Our mission is to provide support and wellness to our fellow firefighters and their families though the process of listening , referral and support.
Each member of the Orlando Firefighters Peer Support Team has been trained to guide and support you through your situation.
Orlando Firefighters Peer Support Team members are not professional counselors. However, each team member has been through extensive training to listen, refer, and support you through your mental health needs.
Each member of the Orlando Firefighters Peer Support Team can be contacted directly and anonymously. (MORE)
Post traumatic Stress Disorder (PTSD) is an anxiety disorder that can occur after someone experiences a traumatic event that caused intense fear, helplessness, or horror.
PTSD can result from personally experienced traumas (e.g., rape, war, natural disasters, abuse, serious accidents, and captivity) or from the witnessing or learning of a violent or tragic event.
While it is common to experience a brief state of anxiety or depression after such occurrences, people with PTSD continually re-experience the traumatic event; avoid individuals, thoughts, or situations associated with the event; and have symptoms of excessive emotions.
People with this disorder have these symptoms for longer than one month and cannot function as well as they did before the traumatic event.
PTSD symptoms usually appear within three months of the traumatic experience; however, they sometimes occur months or even years later.
Sleep deprivation occurs when a person does not get sufficient amounts of quality sleep. Work demands, family life, and lifestyle choices may cause a person to sleep fewer hours than their body needs to maintain wakefulness and energy levels.
In the Fire Service most of us work 24 hour shifts and run numerous calls after midnight. Getting up in the middle if the night multiple times interrupts the body’s natural wake/sleep cycle.
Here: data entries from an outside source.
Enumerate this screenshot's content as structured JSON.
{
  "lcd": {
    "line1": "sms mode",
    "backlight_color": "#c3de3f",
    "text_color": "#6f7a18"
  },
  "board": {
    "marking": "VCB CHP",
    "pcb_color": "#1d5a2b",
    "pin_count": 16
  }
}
Over time deprivation of sleep can have both an acute and cumulative effect on our bodies and minds.
SIGNS AND SYMPTOMS OF SUICIDE RISK
According to the American Association of Suicidology, the following are signs and symptoms of suicide:
Ideation- Having suicidal thoughts or ideations
Substance abuse- excessive or increased amount of substance use
Purposelessness- feeling no reason for living
Anxiety- anxiety or agitated with insomnia or excessive sleep
Trapped- feeling no way out of the situation they are in
Hopelessness- having no expectation of good or success
Withdrawal- Withdrawal from friends, family, or society
Anger- Uncontrolled anger or rage
Recklessness- Acting or engaging in risky or reckless behaviors
There is absolutely nothing wrong enjoying and ice cold drink or two with some buddies; however, when one drink starts to turn into fifteen frequently then it might be time to recognize a potential problem developing.
Alcoholism (aka alcohol dependence) is when a person shows signs of physical dependence on alcohol, constantly having a strong need to drink, and loss of consumption control. Not only does alcohol lead to physical and mental health issues, it can put strains on relationships and responsibilities.
Alcoholism starts controlling every aspect of your life and more often times than not will destroy everything in its path.